MATERIAL FOR THIS TASK:
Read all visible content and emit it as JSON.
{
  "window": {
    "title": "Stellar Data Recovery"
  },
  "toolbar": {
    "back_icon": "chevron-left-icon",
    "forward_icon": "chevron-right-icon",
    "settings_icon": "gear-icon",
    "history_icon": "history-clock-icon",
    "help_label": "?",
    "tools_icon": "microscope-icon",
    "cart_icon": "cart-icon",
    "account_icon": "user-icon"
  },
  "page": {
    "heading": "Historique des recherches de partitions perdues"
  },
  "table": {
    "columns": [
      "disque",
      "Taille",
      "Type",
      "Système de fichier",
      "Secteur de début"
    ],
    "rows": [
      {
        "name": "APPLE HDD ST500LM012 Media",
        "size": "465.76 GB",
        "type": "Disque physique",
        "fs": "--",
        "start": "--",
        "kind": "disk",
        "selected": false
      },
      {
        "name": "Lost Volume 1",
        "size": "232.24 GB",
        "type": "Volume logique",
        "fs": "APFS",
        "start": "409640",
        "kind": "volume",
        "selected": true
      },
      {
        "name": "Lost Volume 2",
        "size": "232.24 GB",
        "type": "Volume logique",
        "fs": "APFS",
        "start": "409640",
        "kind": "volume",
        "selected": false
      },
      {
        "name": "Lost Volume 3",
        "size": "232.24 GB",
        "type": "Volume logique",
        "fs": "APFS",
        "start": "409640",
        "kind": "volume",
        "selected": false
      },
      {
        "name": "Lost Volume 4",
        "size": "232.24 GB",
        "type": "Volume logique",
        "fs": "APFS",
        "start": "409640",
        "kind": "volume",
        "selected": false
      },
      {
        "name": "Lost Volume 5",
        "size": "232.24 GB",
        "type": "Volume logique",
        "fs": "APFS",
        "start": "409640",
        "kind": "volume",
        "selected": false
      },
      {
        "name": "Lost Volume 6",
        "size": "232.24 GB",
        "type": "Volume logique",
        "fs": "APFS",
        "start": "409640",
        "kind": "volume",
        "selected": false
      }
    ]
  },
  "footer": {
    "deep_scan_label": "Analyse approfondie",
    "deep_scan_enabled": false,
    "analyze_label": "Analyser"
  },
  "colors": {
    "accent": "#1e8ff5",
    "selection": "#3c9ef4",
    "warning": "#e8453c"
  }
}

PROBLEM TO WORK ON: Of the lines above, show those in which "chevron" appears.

COMPLETED EXERCISE:
    "back_icon": "chevron-left-icon",
    "forward_icon": "chevron-right-icon",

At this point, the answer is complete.